And I'm in What The Hell status. Like, this particular mode of What The Hell is almost as strong as the one I got while watching The Batman for one episode. This is possibly like the What The Hell that Stalin experienced when Hitler used their treaty as toilet paper.

This game sucks. Like, it sucks. It's not just a bad RPG. FF Mystic Quest is a bad RPG. Chrono Cross was a bad RPG. This is on the level of Final Fantasy 5. This game is on the level of Quest 64. This game is trying--failing, of course, for nothing can succeed, but trying--to compete with 7th Saga.

The graphics are awful. Now, anyone who knows me knows that I really don't care about graphics in an RPG. That's just stupid. But these are just shocking. They look less refined than the first game's, and that was on the fucking MASTER SYSTEM.

The I won't call it that. This does not qualify as music. This game's tracks are random sounds being strung together with all the fluidity and skill of a 4-year-old making a popcorn garland out of stale popcorn which he has already carefully chewed. This game cannot be played with the sound on. That is just how it is.

The battle system is pretty bad, although easily the least horrible thing about it. It's badly put together and boring. But for the first time in RPG history, it is badly constructed in the PLAYER'S favor. Levels are gained reasonably quickly, and you can reasonably easily get away with using inferior equipment for a good while before upgrading at a shop several towns down the line, which means the issue of money is not as big a problem as the stingy monsters would try to make it. But it's still boring and stupid. And fugly as anything. Not to mention that the backgrounds sometimes seem to move in physically unsound ways which kinda hurts my eyes if I pay attention to them.
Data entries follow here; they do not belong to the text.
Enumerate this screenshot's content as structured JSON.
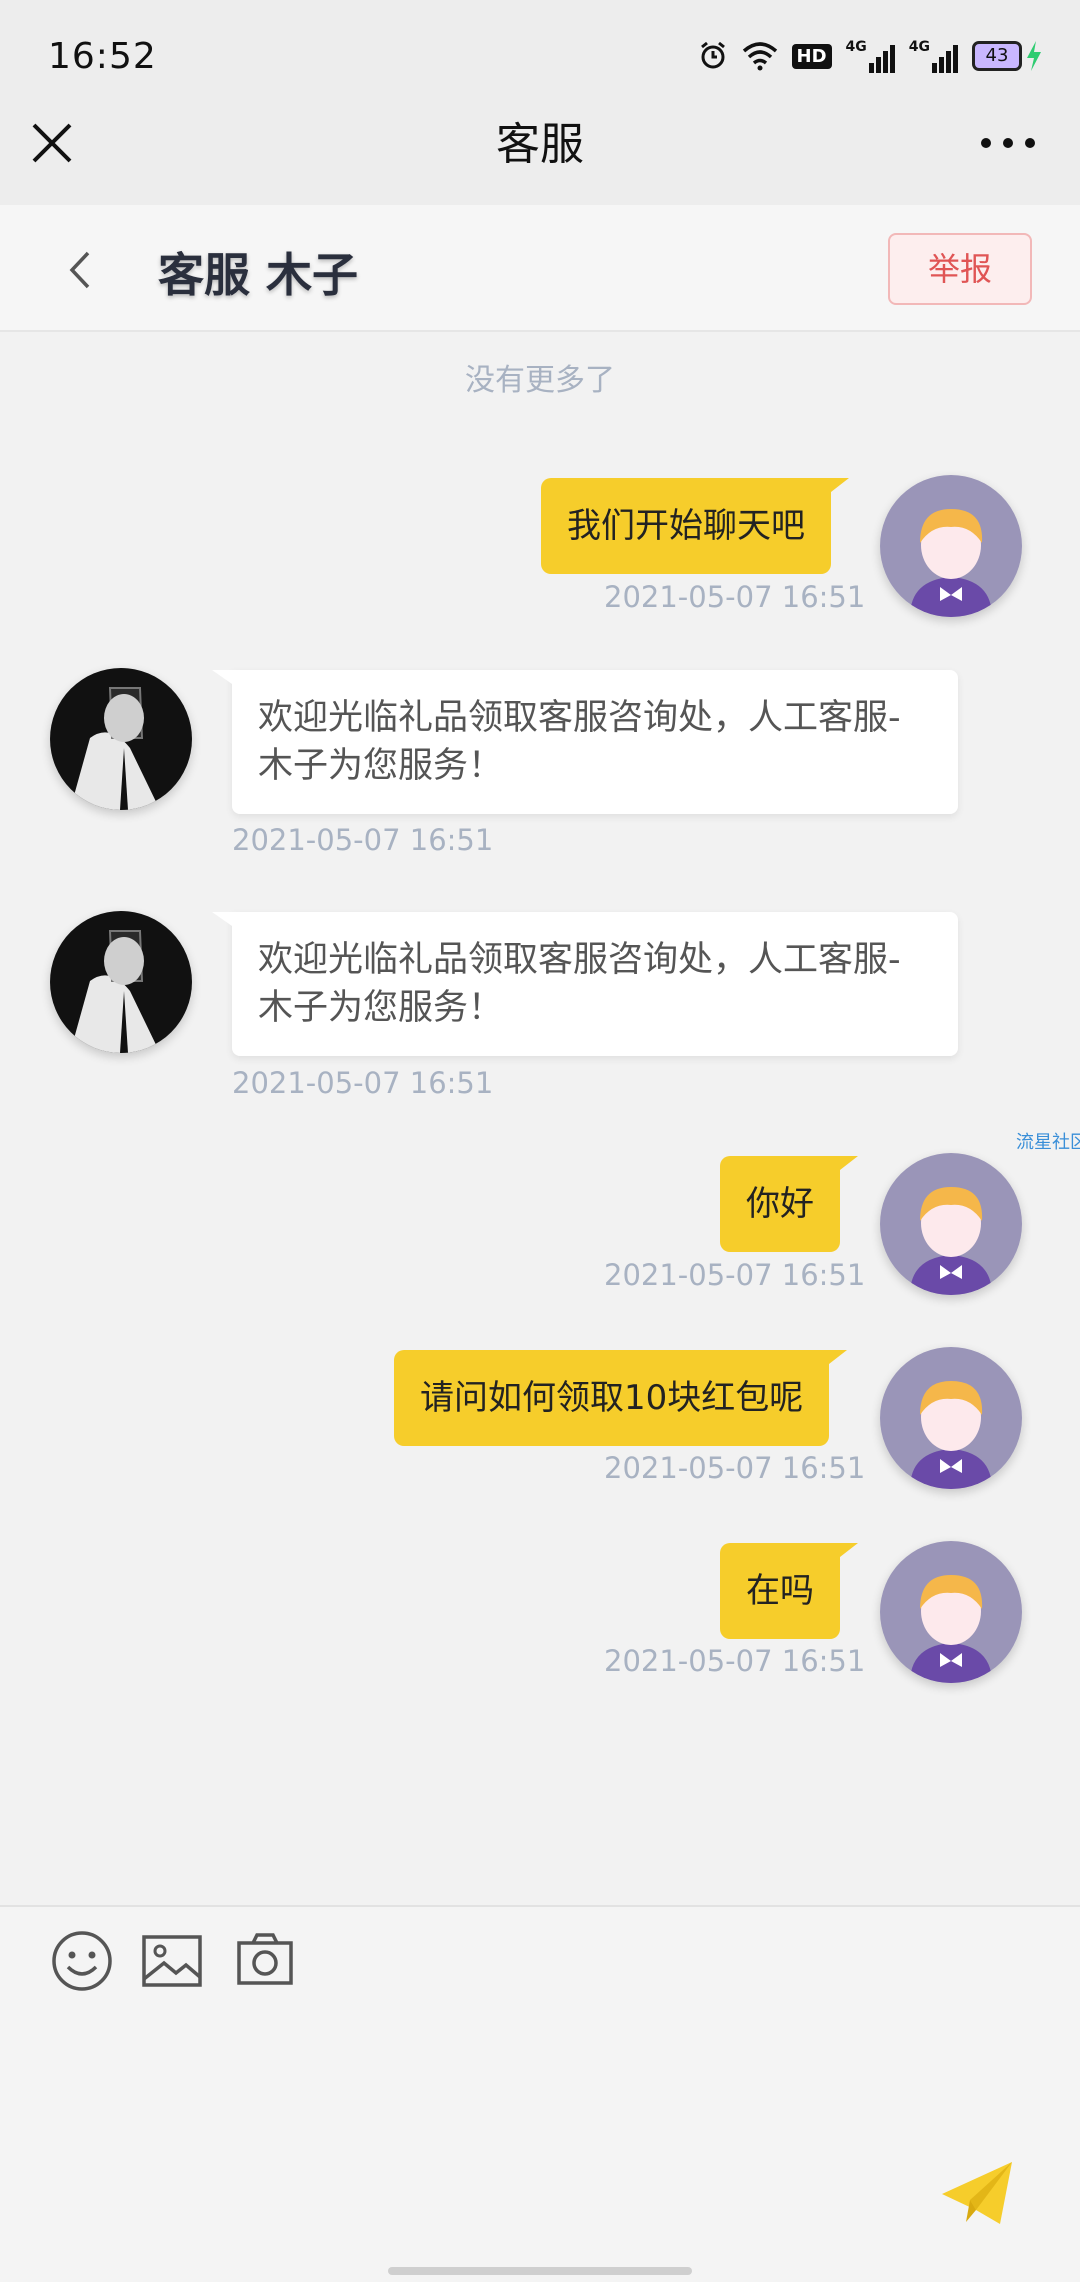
{
  "status_bar": {
    "time": "16:52",
    "icons": [
      "alarm-icon",
      "wifi-icon",
      "hd-icon",
      "signal-4g-icon",
      "signal-4g-icon",
      "battery-icon",
      "charging-icon"
    ],
    "battery_level": "43",
    "hd_label": "HD",
    "net_label": "4G"
  },
  "title_bar": {
    "title": "客服",
    "close_icon": "close-icon",
    "more_icon": "more-icon"
  },
  "chat_header": {
    "agent_name": "客服 木子",
    "report_label": "举报"
  },
  "chat": {
    "no_more_text": "没有更多了",
    "watermark": "流星社区",
    "messages": [
      {
        "side": "right",
        "text": "我们开始聊天吧",
        "time": "2021-05-07 16:51"
      },
      {
        "side": "left",
        "text": "欢迎光临礼品领取客服咨询处，人工客服-木子为您服务！",
        "time": "2021-05-07 16:51"
      },
      {
        "side": "left",
        "text": "欢迎光临礼品领取客服咨询处，人工客服-木子为您服务！",
        "time": "2021-05-07 16:51"
      },
      {
        "side": "right",
        "text": "你好",
        "time": "2021-05-07 16:51"
      },
      {
        "side": "right",
        "text": "请问如何领取10块红包呢",
        "time": "2021-05-07 16:51"
      },
      {
        "side": "right",
        "text": "在吗",
        "time": "2021-05-07 16:51"
      }
    ]
  },
  "composer": {
    "tools": [
      "emoji-icon",
      "image-icon",
      "camera-icon"
    ],
    "send_icon": "send-icon",
    "colors": {
      "send": "#f6cd2b",
      "bubble_self": "#f6cd2b"
    }
  }
}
Now, the important stuff in an RPG: Plot and characters. I really can't adequately describe how nonsensical the nearly nonexistant plot is. So instead I will describe a scene from the first 5 minutes of the game. Spoilers, I guess, though not really since it's part of the opening scene: You, the prince Rhys, are about to marry some girl you found on a beach or something. She doesn't know who the hell she is, and you don't seem to care. So, in the throne room of a castle which, incidentally, doesn't believe in having doors to cover the gaping holes in the wall that you use to walk in and out of it, you're all set to get married, when a demon flies in, tells you in the name of Laya that you can't marry her, and makes off with your would-be bride-to-be. Naturally, you are pissed, and vow to get her back by making war with the Layans for her. The king, who is your father, tells you no, because war is bad, so you switch tactics and say that you don't care and you'll go find her anyway, implying that it's okay if the military doesn't back you up.
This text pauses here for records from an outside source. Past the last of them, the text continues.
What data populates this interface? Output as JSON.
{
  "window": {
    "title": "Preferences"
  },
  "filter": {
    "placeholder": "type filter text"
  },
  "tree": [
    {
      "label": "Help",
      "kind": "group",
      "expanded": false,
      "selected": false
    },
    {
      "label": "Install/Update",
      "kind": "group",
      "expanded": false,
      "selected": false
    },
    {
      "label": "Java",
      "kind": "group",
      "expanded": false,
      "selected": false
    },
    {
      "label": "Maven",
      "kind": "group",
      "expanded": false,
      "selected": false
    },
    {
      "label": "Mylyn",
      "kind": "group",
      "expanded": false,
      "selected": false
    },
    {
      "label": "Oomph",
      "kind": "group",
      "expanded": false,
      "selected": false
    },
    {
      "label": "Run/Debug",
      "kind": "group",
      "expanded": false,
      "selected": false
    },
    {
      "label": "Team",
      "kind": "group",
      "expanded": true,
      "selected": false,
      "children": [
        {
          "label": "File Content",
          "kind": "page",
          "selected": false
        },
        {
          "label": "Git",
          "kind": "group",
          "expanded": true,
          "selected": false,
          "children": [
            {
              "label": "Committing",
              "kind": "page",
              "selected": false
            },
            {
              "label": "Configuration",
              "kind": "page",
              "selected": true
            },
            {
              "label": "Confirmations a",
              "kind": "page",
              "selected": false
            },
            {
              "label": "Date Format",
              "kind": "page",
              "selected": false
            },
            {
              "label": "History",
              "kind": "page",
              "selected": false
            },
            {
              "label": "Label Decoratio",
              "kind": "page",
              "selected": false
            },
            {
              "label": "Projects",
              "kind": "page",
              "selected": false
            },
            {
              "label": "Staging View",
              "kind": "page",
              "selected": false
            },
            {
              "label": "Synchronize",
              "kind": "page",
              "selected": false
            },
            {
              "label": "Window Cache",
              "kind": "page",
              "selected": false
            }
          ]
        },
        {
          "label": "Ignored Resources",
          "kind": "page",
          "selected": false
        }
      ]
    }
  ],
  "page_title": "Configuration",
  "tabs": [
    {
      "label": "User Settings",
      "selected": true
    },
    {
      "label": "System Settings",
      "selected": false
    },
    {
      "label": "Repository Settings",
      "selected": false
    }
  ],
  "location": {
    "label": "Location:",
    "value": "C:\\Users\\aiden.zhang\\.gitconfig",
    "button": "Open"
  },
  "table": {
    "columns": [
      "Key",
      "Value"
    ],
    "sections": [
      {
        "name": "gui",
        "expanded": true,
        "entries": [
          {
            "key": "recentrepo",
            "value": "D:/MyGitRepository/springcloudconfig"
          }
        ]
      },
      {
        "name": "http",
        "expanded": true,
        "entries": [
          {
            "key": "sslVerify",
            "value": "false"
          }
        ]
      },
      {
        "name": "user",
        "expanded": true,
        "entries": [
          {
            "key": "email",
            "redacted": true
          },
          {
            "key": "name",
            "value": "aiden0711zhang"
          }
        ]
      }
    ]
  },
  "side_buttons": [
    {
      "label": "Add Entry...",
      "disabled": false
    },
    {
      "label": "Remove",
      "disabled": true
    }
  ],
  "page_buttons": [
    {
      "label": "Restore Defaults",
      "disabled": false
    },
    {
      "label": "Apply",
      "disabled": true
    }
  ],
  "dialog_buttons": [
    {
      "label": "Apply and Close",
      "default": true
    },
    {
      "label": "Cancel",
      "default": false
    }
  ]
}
Your father has you, heir to his throne and prince of the country, thrown in the dungeon. Which, incidentally, is where he keeps treasure chests containing 100 meseta (currency), and a knife.

I think that pretty accurately shows the brilliance of the story's writing.

The game is not TOTALLY off, I should note. I mean, I kinda enjoy having Wren in the party, even if he's not actually the same Wren from PS4, even if he looks just like him and has the same name and is an android. And I DO like the idea of the story taking place over multiple generations, like with Dragon Quest 5 or Fire Emblem 4. I'm in control of Rhys's son now (who, incidentally, looks so much cooler than Rhys that I'm almost shocked that he's in this game), which is kinda neat, or it would be if things weren't continuing to suck so terribly.

But anyways, back to my main point. And that, I think, was that I am a stupid masochist sometimes when it comes to finishing RPGs.

Next time on Arpy's oddly-named blog: I rant about a different game! Or the same one. Maybe. I'm not sure.